The average lifespan of Japanese women rose in 2013 to 86.61 years, up from 86.41 the year before, according to data released late last week by the Japanese health ministry. This makes Japan's LOLs (little old ladies) the world's longest-living females for the second straight year.
Japan's rapidly aging population is prompting the nation to evaluate medical technology, rethink its healthcare system, and invest in the private/public service infrastructure.
I don't think I'm alone in worrying about Japan's future, in which the number of people 65 and over is forecast to reach nearly 40 percent of the population by 2060. That's a lot of gray hair.
Similarly, Japan daily discovers more unintended consequences associated with the aging population of pet robots.
It's hard enough to see your parents age. It's equally hard to see your pet robot grow old.
Sony, inventor of Aibo, the nation's first "entertainment robot," announced back in 2006 that it would discontinue making pet robots. Why? The Japanese company wanted to focus on its "core" business, and Sony then (and still now) badly needed to restore its profitability.
Former beat reporter, bureau chief, and editor in chief of EE Times, Junko Yoshida now spends a lot of her time covering the global electronics industry with a particular focus on China. Her beat has always been emerging technologies and business models that enable a new ... View Full Bio

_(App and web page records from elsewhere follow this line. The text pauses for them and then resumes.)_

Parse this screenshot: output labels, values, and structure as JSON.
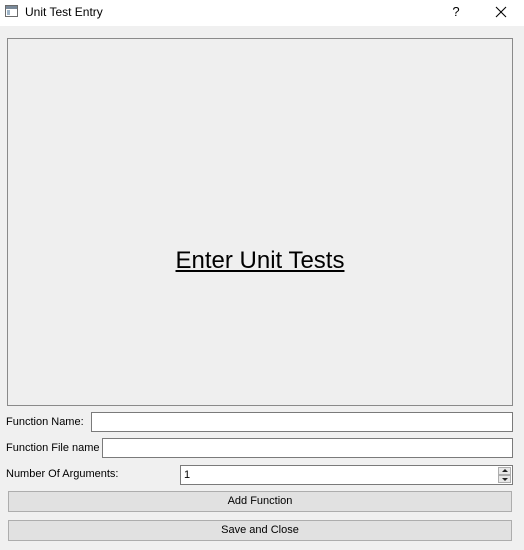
{
  "window": {
    "title": "Unit Test Entry",
    "help_label": "?",
    "help_icon": "question-mark",
    "close_icon": "close-x"
  },
  "main": {
    "heading": "Enter Unit Tests"
  },
  "form": {
    "function_name": {
      "label": "Function Name:",
      "value": ""
    },
    "function_file": {
      "label": "Function File name",
      "value": ""
    },
    "num_arguments": {
      "label": "Number Of Arguments:",
      "value": "1"
    }
  },
  "buttons": {
    "add_function": "Add Function",
    "save_and_close": "Save and Close"
  },
  "colors": {
    "background": "#f0f0f0",
    "titlebar": "#ffffff",
    "button": "#e1e1e1",
    "border": "#7a7a7a"
  }
}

Digital Transformation Myths & TruthsTransformation is on every IT organization's to-do list, but effectively transforming IT means a major shift in technology as well as business models and culture. In this IT Trend Report, we examine some of the misconceptions of digital transformation and look at steps you can take to succeed technically and culturally.